Items from a dataset:

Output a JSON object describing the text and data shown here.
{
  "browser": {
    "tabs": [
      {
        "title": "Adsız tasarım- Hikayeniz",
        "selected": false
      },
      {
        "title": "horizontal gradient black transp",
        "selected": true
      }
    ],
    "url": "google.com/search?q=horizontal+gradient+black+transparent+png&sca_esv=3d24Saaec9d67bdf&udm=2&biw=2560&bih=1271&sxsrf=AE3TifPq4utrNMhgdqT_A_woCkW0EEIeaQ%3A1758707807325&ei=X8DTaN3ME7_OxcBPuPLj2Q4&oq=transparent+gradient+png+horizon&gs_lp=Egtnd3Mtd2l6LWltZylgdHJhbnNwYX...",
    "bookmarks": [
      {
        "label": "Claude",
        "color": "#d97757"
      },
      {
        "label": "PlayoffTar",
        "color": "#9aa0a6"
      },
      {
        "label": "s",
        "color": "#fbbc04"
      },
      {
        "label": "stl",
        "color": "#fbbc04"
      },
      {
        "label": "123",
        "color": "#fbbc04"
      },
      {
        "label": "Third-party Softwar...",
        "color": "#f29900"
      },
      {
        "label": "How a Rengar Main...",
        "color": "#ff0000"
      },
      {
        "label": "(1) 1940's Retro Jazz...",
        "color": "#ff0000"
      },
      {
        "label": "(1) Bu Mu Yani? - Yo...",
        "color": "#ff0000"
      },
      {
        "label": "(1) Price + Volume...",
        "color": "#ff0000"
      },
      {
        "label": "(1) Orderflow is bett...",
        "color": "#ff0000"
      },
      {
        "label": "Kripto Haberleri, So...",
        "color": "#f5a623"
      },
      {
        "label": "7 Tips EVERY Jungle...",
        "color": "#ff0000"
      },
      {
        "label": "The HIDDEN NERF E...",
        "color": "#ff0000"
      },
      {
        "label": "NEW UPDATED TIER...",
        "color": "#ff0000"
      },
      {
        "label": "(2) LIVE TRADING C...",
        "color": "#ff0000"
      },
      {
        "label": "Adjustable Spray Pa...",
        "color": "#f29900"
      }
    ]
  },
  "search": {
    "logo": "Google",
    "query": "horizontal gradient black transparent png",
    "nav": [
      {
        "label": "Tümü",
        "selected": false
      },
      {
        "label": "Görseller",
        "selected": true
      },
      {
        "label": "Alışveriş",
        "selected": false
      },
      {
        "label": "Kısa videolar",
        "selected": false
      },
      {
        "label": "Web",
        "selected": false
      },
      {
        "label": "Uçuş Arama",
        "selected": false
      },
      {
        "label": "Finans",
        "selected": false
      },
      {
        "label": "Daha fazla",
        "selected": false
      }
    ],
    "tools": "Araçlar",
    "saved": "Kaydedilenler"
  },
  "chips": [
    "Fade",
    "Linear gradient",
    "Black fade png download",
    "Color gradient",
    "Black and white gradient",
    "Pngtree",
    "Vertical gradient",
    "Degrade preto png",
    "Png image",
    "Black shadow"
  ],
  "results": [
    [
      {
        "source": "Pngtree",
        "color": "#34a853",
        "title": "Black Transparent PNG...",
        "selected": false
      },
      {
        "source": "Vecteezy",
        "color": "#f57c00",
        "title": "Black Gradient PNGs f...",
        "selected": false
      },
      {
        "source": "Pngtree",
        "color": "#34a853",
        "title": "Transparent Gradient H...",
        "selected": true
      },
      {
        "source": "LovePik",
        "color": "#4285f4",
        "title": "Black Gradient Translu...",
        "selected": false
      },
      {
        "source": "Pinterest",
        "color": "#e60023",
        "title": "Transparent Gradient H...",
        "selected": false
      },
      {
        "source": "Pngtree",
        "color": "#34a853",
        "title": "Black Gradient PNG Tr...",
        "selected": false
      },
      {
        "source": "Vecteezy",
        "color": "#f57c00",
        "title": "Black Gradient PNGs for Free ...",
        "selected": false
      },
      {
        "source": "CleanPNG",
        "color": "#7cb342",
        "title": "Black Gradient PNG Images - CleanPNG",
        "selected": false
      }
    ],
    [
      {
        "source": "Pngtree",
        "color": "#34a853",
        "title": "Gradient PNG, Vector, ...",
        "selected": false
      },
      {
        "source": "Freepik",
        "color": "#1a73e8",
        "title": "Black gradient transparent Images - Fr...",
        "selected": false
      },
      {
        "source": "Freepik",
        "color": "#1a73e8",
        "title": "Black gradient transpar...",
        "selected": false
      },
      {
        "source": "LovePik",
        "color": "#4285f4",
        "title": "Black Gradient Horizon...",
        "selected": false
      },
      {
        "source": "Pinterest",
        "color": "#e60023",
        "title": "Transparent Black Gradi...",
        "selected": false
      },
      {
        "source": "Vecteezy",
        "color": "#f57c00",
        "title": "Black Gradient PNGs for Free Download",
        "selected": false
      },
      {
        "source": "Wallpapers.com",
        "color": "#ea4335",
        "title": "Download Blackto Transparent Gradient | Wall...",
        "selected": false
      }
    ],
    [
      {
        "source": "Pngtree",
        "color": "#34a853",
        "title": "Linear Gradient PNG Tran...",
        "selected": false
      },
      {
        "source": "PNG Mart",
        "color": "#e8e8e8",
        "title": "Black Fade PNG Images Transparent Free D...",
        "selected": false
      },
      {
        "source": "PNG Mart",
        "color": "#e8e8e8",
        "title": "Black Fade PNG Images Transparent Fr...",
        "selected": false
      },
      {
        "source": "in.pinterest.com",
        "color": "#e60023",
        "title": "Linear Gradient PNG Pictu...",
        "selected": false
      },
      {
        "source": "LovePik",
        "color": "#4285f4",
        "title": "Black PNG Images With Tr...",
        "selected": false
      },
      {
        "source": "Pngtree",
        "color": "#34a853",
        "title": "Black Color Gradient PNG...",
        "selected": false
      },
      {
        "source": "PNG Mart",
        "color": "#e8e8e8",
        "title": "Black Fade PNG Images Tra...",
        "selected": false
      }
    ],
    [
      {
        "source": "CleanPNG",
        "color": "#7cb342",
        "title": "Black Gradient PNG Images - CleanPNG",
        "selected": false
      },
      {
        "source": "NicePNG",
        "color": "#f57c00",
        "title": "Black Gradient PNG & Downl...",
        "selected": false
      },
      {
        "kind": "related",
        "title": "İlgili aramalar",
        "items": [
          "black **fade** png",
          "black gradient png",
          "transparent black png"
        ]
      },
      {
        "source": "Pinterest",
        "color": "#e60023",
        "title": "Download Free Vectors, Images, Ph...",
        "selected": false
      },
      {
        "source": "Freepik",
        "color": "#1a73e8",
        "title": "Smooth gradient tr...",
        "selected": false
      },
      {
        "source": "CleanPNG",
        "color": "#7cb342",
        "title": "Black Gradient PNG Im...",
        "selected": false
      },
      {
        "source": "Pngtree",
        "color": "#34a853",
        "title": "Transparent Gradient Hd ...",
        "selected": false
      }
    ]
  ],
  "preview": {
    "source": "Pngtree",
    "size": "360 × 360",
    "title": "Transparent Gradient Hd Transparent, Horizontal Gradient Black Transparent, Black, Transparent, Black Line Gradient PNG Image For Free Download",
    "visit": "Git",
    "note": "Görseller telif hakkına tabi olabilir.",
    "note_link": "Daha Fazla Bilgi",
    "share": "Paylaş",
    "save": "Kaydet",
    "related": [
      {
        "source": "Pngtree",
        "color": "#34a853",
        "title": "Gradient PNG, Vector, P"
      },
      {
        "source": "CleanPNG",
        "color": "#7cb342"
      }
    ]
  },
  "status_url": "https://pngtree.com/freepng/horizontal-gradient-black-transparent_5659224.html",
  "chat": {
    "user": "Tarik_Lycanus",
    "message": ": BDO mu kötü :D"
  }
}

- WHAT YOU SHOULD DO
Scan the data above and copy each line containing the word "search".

- ANSWER BOX
    "url": "google.com/search?q=horizontal+gradient+black+transparent+png&sca_esv=3d24Saaec9d67bdf&udm=2&biw=2560&bih=1271&sxsrf=AE3TifPq4utrNMhgdqT_A_woCkW0EEIeaQ%3A1758707807325&ei=X8DTaN3ME7_OxcBPuPLj2Q4&oq=transparent+gradient+png+horizon&gs_lp=Egtnd3Mtd2l6LWltZylgdHJhbnNwYX...",
  "search": {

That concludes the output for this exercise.